• [Provided records]
****************************************

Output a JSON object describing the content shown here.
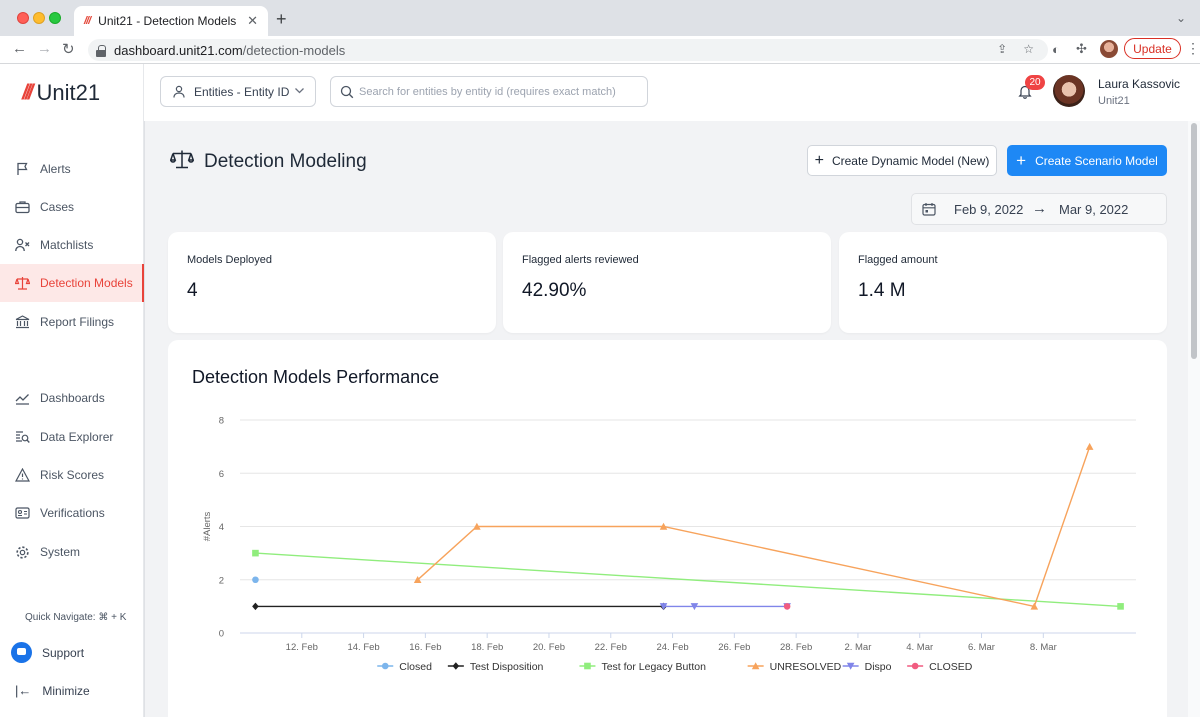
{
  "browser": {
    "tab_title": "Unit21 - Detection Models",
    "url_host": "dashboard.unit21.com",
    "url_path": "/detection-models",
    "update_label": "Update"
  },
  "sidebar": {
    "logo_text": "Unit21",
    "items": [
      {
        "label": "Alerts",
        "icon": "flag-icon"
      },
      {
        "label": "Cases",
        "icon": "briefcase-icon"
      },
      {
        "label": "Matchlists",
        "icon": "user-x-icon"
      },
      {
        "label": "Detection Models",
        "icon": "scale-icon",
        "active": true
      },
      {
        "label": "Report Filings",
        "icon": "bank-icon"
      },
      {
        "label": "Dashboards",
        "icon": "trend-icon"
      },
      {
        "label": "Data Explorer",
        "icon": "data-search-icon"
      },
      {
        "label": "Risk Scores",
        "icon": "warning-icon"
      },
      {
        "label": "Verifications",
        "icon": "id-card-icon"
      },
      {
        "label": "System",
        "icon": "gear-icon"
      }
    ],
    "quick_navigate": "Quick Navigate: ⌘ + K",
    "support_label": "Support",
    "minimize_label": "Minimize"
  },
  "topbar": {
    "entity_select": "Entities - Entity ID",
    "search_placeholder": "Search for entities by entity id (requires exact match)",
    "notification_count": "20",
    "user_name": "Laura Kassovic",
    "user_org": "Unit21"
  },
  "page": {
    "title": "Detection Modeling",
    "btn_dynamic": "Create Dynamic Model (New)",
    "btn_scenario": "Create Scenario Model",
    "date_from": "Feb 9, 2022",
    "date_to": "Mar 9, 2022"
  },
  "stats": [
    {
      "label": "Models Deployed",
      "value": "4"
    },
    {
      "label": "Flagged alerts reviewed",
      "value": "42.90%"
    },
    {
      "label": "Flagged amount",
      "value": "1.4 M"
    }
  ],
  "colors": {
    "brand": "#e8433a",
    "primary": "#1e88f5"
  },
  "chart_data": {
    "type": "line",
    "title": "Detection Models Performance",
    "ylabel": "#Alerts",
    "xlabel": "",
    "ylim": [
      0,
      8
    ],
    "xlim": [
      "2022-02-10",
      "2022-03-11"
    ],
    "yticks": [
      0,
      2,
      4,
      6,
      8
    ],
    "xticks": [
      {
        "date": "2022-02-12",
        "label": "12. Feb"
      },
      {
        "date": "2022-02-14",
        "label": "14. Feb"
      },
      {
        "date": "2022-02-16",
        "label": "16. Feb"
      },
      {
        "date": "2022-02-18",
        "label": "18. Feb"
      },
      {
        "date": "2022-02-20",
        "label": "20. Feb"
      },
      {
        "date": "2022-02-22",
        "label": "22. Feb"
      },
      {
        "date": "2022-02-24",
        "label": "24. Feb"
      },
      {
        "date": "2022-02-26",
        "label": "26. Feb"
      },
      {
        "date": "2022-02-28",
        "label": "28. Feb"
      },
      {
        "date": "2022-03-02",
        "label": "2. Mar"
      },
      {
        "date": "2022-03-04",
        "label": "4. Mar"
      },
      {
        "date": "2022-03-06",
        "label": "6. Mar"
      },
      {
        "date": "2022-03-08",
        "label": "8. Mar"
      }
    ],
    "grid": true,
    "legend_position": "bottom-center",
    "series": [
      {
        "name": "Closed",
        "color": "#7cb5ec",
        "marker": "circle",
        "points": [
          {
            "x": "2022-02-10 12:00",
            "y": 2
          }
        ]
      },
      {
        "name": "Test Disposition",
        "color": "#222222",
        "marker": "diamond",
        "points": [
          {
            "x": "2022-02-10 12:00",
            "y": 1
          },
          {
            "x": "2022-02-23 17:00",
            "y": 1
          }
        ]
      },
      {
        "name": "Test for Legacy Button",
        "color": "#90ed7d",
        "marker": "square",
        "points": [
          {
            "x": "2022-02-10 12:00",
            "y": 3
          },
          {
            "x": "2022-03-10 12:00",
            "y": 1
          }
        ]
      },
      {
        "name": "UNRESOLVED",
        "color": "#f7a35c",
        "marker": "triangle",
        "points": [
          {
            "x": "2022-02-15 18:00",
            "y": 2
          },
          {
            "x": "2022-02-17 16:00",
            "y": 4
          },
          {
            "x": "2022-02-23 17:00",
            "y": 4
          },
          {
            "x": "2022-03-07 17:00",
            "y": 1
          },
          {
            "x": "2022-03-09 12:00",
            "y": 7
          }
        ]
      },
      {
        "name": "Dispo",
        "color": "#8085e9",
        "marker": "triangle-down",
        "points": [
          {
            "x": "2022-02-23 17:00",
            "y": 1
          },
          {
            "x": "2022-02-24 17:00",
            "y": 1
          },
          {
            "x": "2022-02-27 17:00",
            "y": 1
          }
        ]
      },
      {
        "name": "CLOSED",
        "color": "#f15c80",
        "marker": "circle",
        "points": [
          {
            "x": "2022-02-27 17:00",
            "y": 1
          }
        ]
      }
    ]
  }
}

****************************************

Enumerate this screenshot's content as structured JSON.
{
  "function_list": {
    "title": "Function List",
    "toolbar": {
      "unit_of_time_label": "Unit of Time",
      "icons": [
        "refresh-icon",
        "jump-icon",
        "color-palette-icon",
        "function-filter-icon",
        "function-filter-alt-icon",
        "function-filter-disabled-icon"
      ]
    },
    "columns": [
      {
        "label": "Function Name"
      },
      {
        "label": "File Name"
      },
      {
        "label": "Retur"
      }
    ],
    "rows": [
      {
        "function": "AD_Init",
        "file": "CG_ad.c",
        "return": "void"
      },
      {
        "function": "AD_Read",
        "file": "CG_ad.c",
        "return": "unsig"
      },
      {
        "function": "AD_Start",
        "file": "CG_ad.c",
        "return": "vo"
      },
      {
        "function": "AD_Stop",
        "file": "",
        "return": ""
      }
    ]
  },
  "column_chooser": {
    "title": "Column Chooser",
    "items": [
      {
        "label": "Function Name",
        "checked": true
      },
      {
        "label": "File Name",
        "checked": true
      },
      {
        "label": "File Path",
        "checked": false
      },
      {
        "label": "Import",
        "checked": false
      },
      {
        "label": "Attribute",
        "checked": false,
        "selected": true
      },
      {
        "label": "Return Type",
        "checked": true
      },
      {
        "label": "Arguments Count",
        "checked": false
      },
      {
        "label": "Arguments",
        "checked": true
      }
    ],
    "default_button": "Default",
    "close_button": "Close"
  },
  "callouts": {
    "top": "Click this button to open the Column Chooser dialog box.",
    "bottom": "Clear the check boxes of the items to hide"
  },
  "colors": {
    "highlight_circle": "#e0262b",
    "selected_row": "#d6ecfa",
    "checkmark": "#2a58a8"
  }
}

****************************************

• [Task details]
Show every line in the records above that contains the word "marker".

• [Result of this exercise]
        "marker": "circle",
        "marker": "diamond",
        "marker": "square",
        "marker": "triangle",
        "marker": "triangle-down",
        "marker": "circle",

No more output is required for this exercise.